grandfather's elaborate spray schedule in quest of the perfect rose for the
vase on the breakfast table.
Some rose lovers actively preserve the old
roses. Heritage or heirloom roses have a special appeal, as many have extra
fragrance and unique flower form. Modern roses typically have 20 – 50
petals; those 19th century ones may have over 100 petals, all
stuffed together, crinkled, 'quartered'—the roses of Empress Josephine's
garden, made famous by the painter Redout', are Hybrid Perpetuals. Cemeteries
happen to be great places to see the favorite roses people have planted and
tended on graves over the years, and avid rose fanciers often seek them out.
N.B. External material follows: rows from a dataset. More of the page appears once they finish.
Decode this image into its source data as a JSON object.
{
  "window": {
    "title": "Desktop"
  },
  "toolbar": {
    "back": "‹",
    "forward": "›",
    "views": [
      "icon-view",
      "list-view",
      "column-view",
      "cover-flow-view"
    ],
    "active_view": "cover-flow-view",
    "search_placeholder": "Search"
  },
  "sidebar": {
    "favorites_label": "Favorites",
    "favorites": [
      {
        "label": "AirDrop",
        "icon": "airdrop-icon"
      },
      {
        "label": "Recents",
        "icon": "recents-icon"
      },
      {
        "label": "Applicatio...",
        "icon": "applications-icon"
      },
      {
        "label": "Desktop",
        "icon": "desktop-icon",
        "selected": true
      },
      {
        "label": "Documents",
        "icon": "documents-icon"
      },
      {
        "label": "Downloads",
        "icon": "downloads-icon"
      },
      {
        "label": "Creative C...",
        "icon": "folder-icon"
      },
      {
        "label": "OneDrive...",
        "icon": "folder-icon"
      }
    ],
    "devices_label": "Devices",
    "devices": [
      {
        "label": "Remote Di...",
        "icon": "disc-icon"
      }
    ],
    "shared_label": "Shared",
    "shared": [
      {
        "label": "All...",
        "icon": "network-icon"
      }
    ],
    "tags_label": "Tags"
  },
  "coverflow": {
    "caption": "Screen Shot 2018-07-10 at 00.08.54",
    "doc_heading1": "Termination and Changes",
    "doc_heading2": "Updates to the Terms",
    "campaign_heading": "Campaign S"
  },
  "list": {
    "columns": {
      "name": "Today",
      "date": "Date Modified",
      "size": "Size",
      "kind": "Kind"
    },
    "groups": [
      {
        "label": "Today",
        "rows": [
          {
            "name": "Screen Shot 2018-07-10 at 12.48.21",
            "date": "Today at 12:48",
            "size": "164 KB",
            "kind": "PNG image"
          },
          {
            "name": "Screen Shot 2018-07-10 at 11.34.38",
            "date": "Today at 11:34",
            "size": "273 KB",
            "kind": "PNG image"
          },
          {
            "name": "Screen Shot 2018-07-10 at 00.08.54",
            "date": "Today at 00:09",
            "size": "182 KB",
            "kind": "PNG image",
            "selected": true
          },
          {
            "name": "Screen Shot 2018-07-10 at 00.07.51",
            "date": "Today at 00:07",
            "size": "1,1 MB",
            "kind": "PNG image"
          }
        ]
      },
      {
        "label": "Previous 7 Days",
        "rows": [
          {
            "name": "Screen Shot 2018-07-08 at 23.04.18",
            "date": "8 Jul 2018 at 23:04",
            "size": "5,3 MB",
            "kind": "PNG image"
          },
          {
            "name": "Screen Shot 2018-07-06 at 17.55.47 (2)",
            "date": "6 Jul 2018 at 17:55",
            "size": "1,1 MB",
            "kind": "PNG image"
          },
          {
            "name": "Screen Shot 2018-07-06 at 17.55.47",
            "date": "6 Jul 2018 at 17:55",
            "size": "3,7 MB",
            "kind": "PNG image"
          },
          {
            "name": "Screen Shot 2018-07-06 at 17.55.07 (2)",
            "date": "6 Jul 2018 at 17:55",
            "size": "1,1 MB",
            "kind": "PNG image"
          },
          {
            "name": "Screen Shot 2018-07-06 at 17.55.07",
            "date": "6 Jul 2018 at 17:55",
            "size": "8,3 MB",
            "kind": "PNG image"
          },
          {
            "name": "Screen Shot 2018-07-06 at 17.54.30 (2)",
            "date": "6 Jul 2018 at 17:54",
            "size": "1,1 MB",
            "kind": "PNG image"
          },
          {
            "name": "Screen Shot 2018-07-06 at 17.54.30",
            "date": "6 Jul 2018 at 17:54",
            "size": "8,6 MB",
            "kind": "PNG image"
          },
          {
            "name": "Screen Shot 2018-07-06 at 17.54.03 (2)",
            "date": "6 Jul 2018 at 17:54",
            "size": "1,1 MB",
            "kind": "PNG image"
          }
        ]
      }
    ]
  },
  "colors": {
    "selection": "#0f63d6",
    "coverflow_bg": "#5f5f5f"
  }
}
An
excellent local collection of heirloom roses can be seen at the Old City
Cemetery at 1000 Broadway in Sacramento (www.oldcitycemetery.com).
Not content to
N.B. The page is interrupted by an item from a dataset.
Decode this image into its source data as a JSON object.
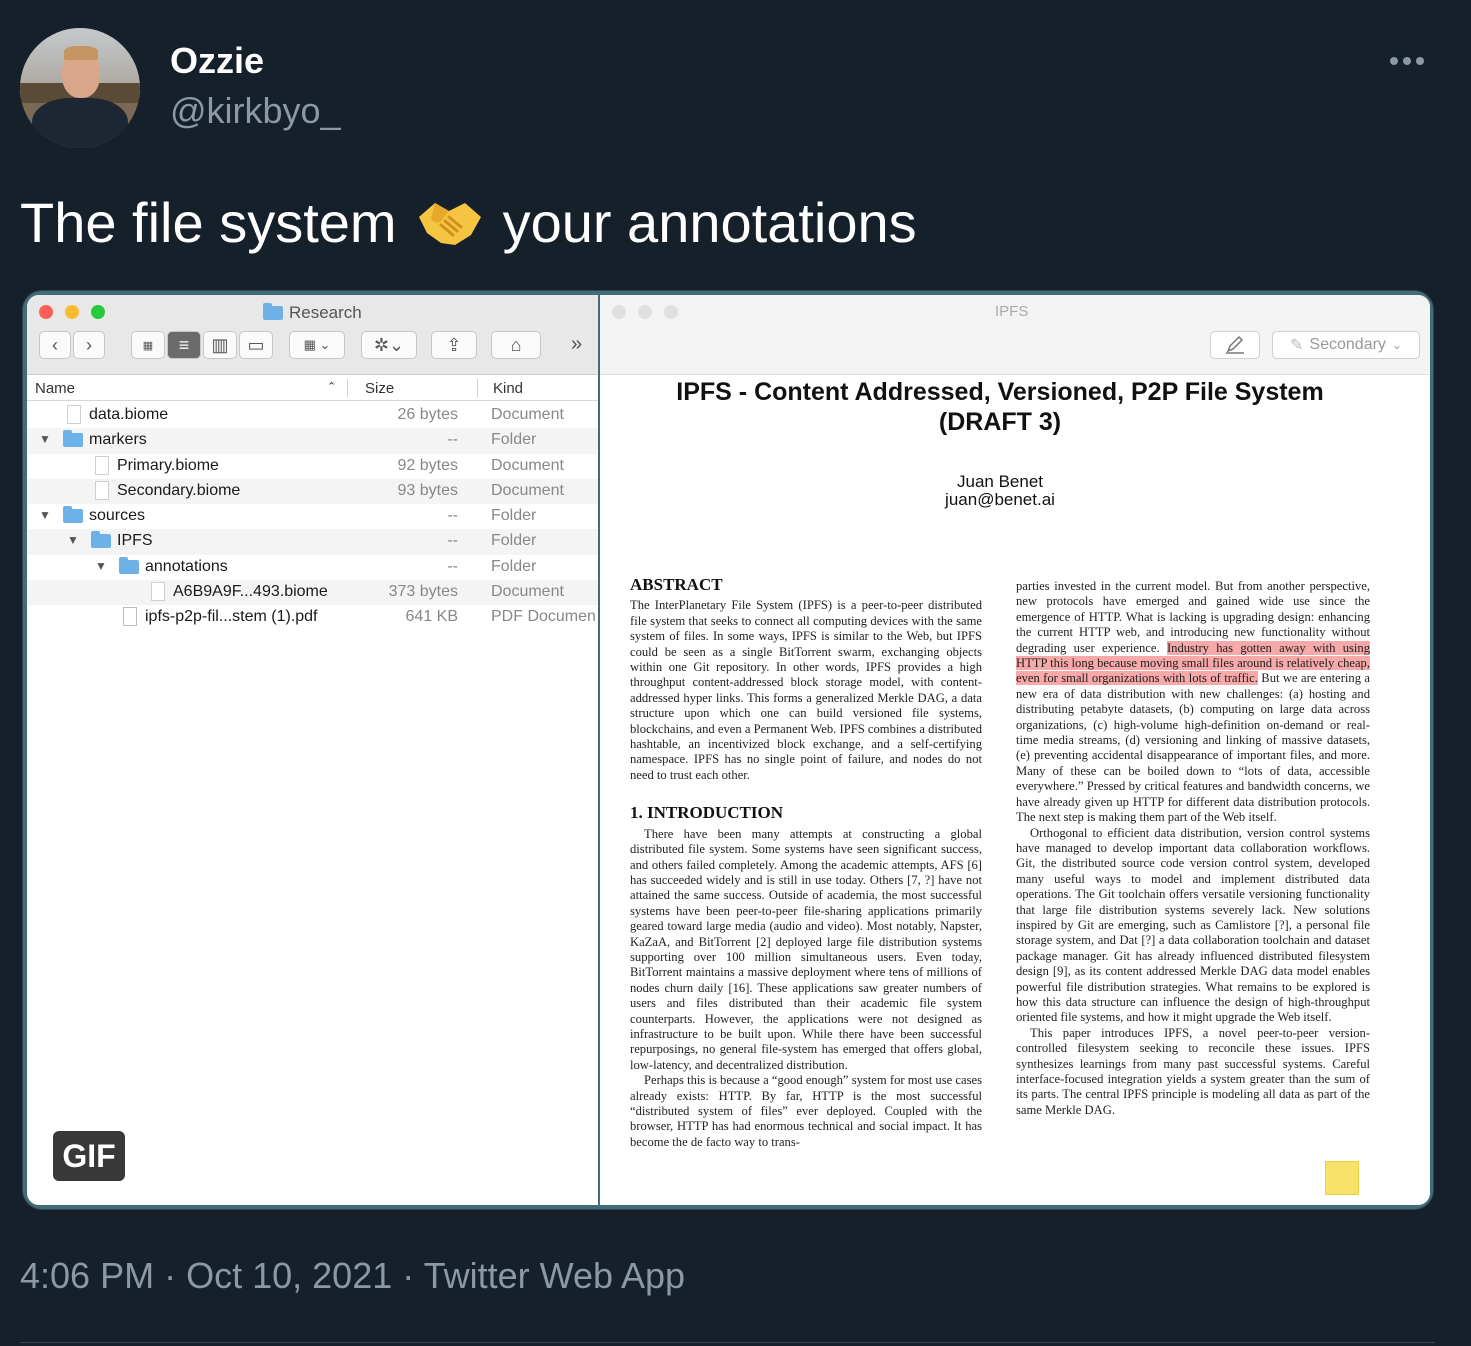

leave these roses to posterity, the English breeder David Austin started
crossing them with modern roses. 'The Prince' is shown at right. His goals were to obtain more compact
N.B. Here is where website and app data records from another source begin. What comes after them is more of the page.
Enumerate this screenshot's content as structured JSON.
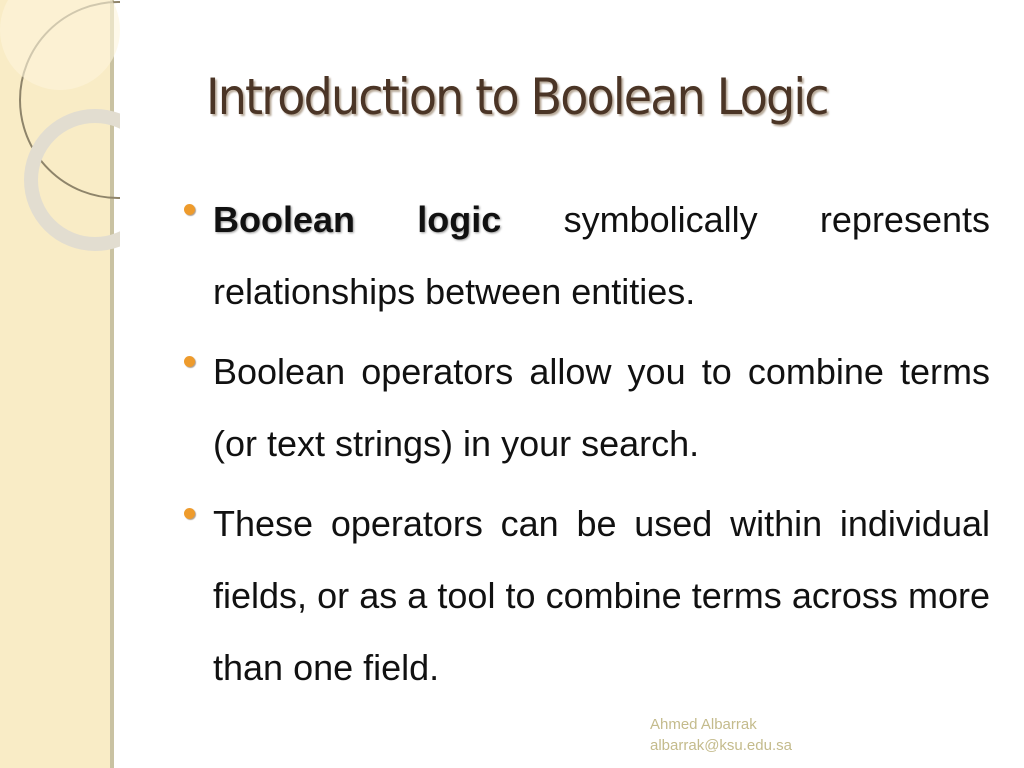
{
  "slide": {
    "title": "Introduction to Boolean Logic",
    "bullets": [
      {
        "bold_lead": "Boolean logic",
        "text": " symbolically represents relationships between entities."
      },
      {
        "bold_lead": "",
        "text": "Boolean operators allow you to combine terms (or text strings) in your search."
      },
      {
        "bold_lead": "",
        "text": "These operators can be used within individual fields, or as a tool to combine terms across more than one field."
      }
    ],
    "footer": {
      "author": "Ahmed Albarrak",
      "email": "albarrak@ksu.edu.sa"
    },
    "colors": {
      "sidebar": "#f9ecc6",
      "title": "#4b3526",
      "bullet": "#ee9b2c",
      "footer": "#c4bb8c"
    }
  }
}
growth habit with the old-fashioned look and fragrance of heirloom roses. His
roses tend to get big! Some sold as shrubs in England act more like climbers in
our milder California climate. Now commonly called English roses, these give a
classic look to a wide perennial border.
have followed suit. Meilland of France introduced the Romantica roses, one of the best of which is a climbing variety called Eden. It looks like something from the 1800's --
but was introduced in 1992.
These other groups
broaden the opportunities for fitting roses in niches of the landscape beyond
the traditional grid-planting typically used for cutting roses.
Need a hedge? Simplicity, a tall floribunda
rose, was introduced as a 'hedge' rose by Jackson & Perkins in the 1970's.
Any number of other floribundas can be planted on 2 – 3' spacing and be
pruned with hedge shears: Iceberg, Betty Boop (photo, right), and Scentimental
are good examples.
Want to cover a wall? Modern climbing roses
bloom from spring through fall: 4th of July is an outstanding,
disease-free variety with gaudy red-and-white striped flowers.
Want cut flowers in less than ideal
sunshine? Most roses need at least 4 – 6 hours of direct sun, or they
give fewer flowers and are more prone to mildew. But floribundas and
grandifloras generally have better disease resistance, and have stems adequate
for cutting. Sunsprite is an excellent yellow, Iceberg is pure white (see the
planting on the south side of Hibbert Lumber at 5th and G Streets).
So my favorite
roses are mostly ones that are easy to grow. Yours might be the one grandmother
grew, or varieties that cut well. There is a rose for nearly every situation in
your landscape and every gardening style. Heirloom, retro or contemporary,
coddled or carefree, the world of roses is yours to explore.
© 2008 Don Shor, Redwood Barn Nursery, Inc., 1607 Fifth Street, Davis, Ca 95616
Feel free to copy and distribute this article with attribution to this author.
Click here for Don's other Davis Enterprise articles